WikiLeaks claims CIA can hack into phones, TVs
Nearly 9,000 documents allegedly leaked from CIA show it has produced more than 1,000 malware systems
WASHINGTON The Central Intelligence Agency (CIA) can turn your TV into a listening device, bypass popular encryption apps, and possibly control your car, according to a trove of documents allegedly from the US spy agency released by WikiLeaks.
The group posted nearly 9,000 documents it said were leaked from the CIA, in what it described as the largest-ever publication of secret intelligence materials.
WikiLeaks claimed a vast trove of CIA documents, hacking tools and code representing "the majority of its hacking arsenal" were leaked within the cyber security community - and that it had received, and released, a part of these.
"This extraordinary collection, which amounts to more than several hundred million lines of code, gives its possessor the entire hacking capacity of the CIA," it said, warning of a risk of cyber weapons proliferation.
Neither the CIA nor the White House would say if the documents were genuine.
If corroborated, the leak could represent a huge new embarrassment to US intelligence, adding to Edward Snowden's 2013 expose of the National Security Agency (NSA) spying on Americans' communications, and the arrest last year of an NSA official for removing massive amounts of top-secret material to his home over 20 years.
WikiLeaks said the data shows that the CIA is now rivalling the NSA, the US government's main electronic spying body, in cyber warfare, but with less oversight.
The archive shows the CIA exploiting weaknesses it discovers in hardware and software systems, including those made by US companies - without letting anyone know about the flaws, AFP reported.
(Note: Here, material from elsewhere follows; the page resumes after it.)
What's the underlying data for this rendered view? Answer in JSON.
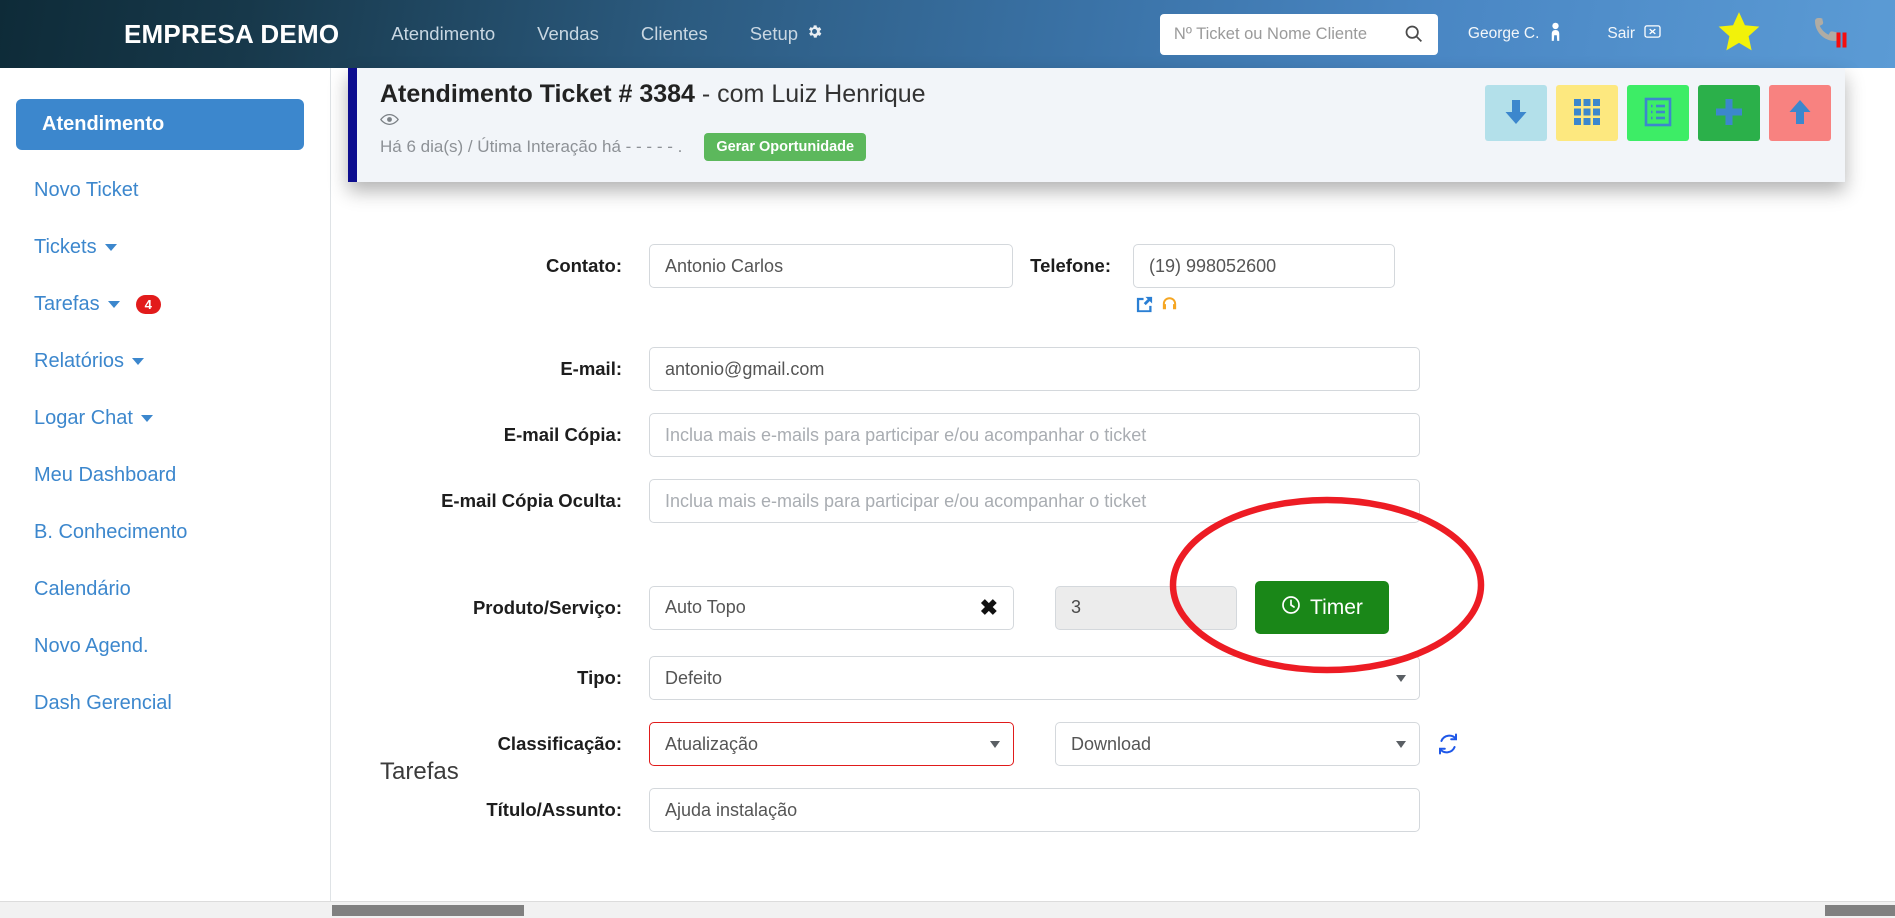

Documents show the CIA has produced more than 1,000 malware systems - viruses, trojans and other software that can infiltrate and control personal electronics, WikiLeaks noted.
These hacking tools have targeted iPhones, Android systems such as the personal phone reportedly still used by President Donald Trump, popular Microsoft software and Samsung smart TVs, which can be transformed into covert microphones, said WikiLeaks.
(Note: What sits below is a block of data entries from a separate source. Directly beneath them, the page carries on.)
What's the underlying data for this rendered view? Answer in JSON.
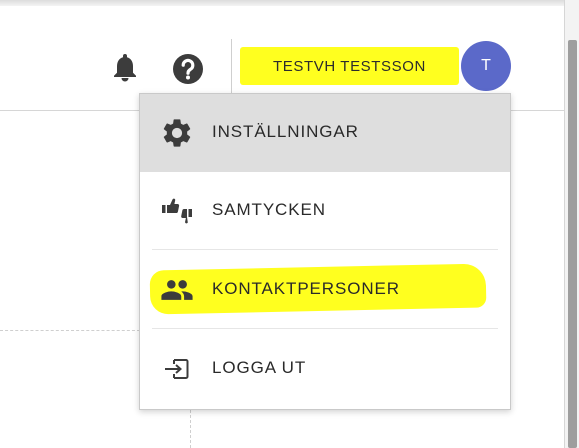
{
  "header": {
    "user_name": "TESTVH TESTSSON",
    "avatar_initial": "T"
  },
  "menu": {
    "items": [
      {
        "label": "INSTÄLLNINGAR",
        "icon": "gear-icon",
        "active": true
      },
      {
        "label": "SAMTYCKEN",
        "icon": "thumbs-up-down-icon",
        "active": false
      },
      {
        "label": "KONTAKTPERSONER",
        "icon": "people-icon",
        "active": false,
        "highlighted": true
      },
      {
        "label": "LOGGA UT",
        "icon": "logout-icon",
        "active": false
      }
    ]
  },
  "colors": {
    "highlight": "#ffff1f",
    "avatar_bg": "#5b69c9",
    "active_item_bg": "#dedede",
    "icon": "#3c3c3c"
  }
}
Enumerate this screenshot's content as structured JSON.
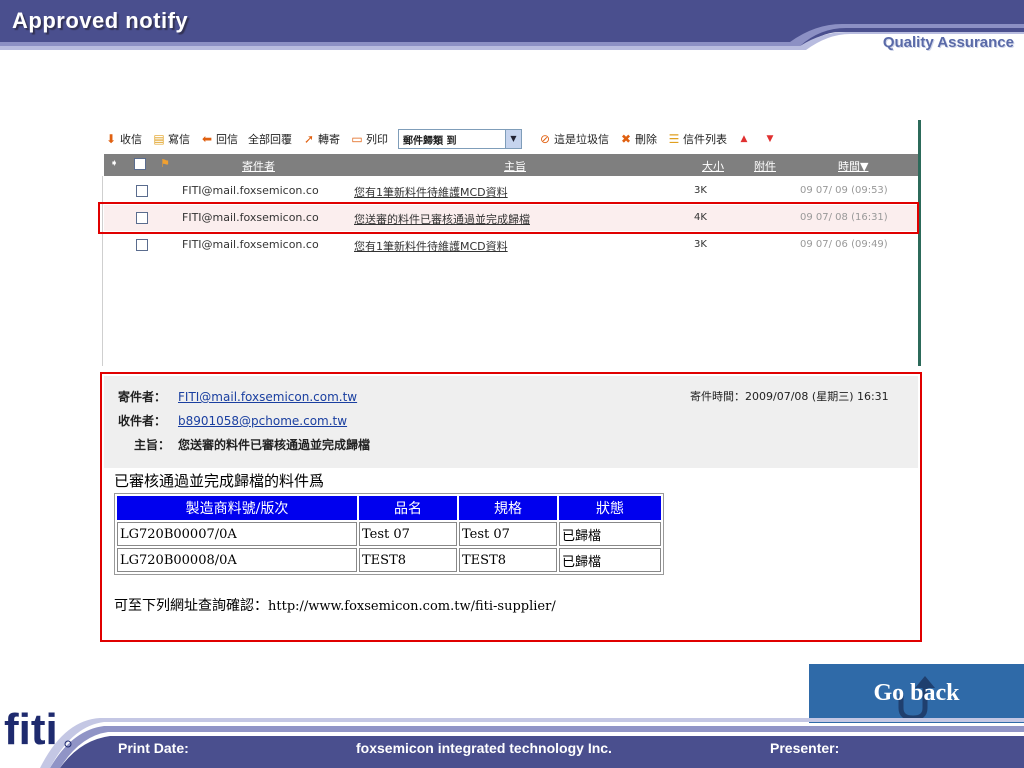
{
  "slide": {
    "title": "Approved notify",
    "department": "Quality Assurance"
  },
  "toolbar": {
    "inbox": "收信",
    "compose": "寫信",
    "reply": "回信",
    "reply_all": "全部回覆",
    "forward": "轉寄",
    "print": "列印",
    "move_select": "郵件歸類 到",
    "spam": "這是垃圾信",
    "delete": "刪除",
    "list": "信件列表"
  },
  "list_header": {
    "sender": "寄件者",
    "subject": "主旨",
    "size": "大小",
    "attachment": "附件",
    "time": "時間▼"
  },
  "messages": [
    {
      "from": "FITI@mail.foxsemicon.co",
      "subject": "您有1筆新料件待維護MCD資料",
      "size": "3K",
      "time": "09 07/ 09 (09:53)"
    },
    {
      "from": "FITI@mail.foxsemicon.co",
      "subject": "您送審的料件已審核通過並完成歸檔",
      "size": "4K",
      "time": "09 07/ 08 (16:31)"
    },
    {
      "from": "FITI@mail.foxsemicon.co",
      "subject": "您有1筆新料件待維護MCD資料",
      "size": "3K",
      "time": "09 07/ 06 (09:49)"
    }
  ],
  "preview": {
    "from_label": "寄件者：",
    "from": "FITI@mail.foxsemicon.com.tw",
    "to_label": "收件者：",
    "to": "b8901058@pchome.com.tw",
    "subject_label": "主旨：",
    "subject": "您送審的料件已審核通過並完成歸檔",
    "sent_time": "寄件時間：2009/07/08 (星期三) 16:31",
    "intro": "已審核通過並完成歸檔的料件爲",
    "table": {
      "headers": [
        "製造商料號/版次",
        "品名",
        "規格",
        "狀態"
      ],
      "rows": [
        [
          "LG720B00007/0A",
          "Test 07",
          "Test 07",
          "已歸檔"
        ],
        [
          "LG720B00008/0A",
          "TEST8",
          "TEST8",
          "已歸檔"
        ]
      ]
    },
    "outro": "可至下列網址查詢確認：",
    "url": "http://www.foxsemicon.com.tw/fiti-supplier/"
  },
  "go_back": "Go back",
  "footer": {
    "print_date": "Print Date:",
    "company": "foxsemicon integrated technology Inc.",
    "presenter": "Presenter:",
    "logo_text": "fiti"
  },
  "colors": {
    "header_navy": "#4a4f8e",
    "accent_purple": "#7b80b8",
    "highlight_red": "#e00000",
    "table_header_blue": "#0000ee",
    "go_back_blue": "#2f6aa8"
  }
}
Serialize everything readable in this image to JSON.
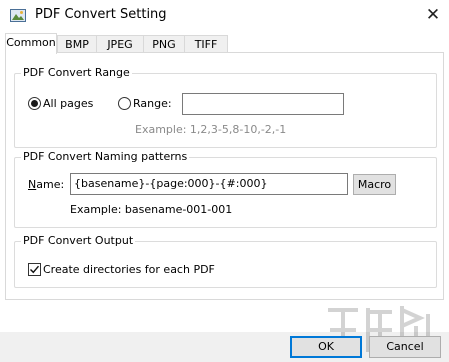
{
  "window": {
    "title": "PDF Convert Setting",
    "icon": "picture-icon",
    "close_glyph": "✕"
  },
  "tabs": [
    {
      "label": "Common",
      "active": true
    },
    {
      "label": "BMP",
      "active": false
    },
    {
      "label": "JPEG",
      "active": false
    },
    {
      "label": "PNG",
      "active": false
    },
    {
      "label": "TIFF",
      "active": false
    }
  ],
  "range_group": {
    "title": "PDF Convert Range",
    "all_pages_label": "All pages",
    "all_pages_selected": true,
    "range_label": "Range:",
    "range_selected": false,
    "range_value": "",
    "example": "Example: 1,2,3-5,8-10,-2,-1"
  },
  "naming_group": {
    "title": "PDF Convert Naming patterns",
    "name_label_prefix": "N",
    "name_label_rest": "ame:",
    "name_value": "{basename}-{page:000}-{#:000}",
    "macro_label": "Macro",
    "example": "Example:  basename-001-001"
  },
  "output_group": {
    "title": "PDF Convert Output",
    "create_dirs_label": "Create directories for each PDF",
    "create_dirs_checked": true
  },
  "footer": {
    "ok_label": "OK",
    "cancel_label": "Cancel"
  }
}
The agency has also examined hacking into the electronic control systems on cars and trucks, potentially enabling it to control them remotely.
By infecting and effectively taking over the software of smartphones, WikiLeaks said, the CIA can get around the encryption technologies of popular apps such as WhatsApp, Telegram, Weibo and Confide by collecting communications before they are encrypted.
Several tech firms that made the products that have been allegedly compromised by the CIA reacted to the claims, BBC reported. Apple's statement was the most detailed, saying it had already addressed some of the vulnerabilities.
It said: "The technology built into today's iPhone represents the best data security available to consumers, and we're constantly working to keep it that way.
"Our products and software are designed to quickly get security updates into the hands of our customers, with nearly 80 per cent of users running the latest version of our operating system."
Samsung - its F8000 series TVs was reportedly compromised via a hack co-developed with the UK's MI5 agency - was brief.
It said: "Protecting consumers' privacy and the security of our devices is a top priority at Samsung.
"We are aware of the report in question and are urgently looking into the matter."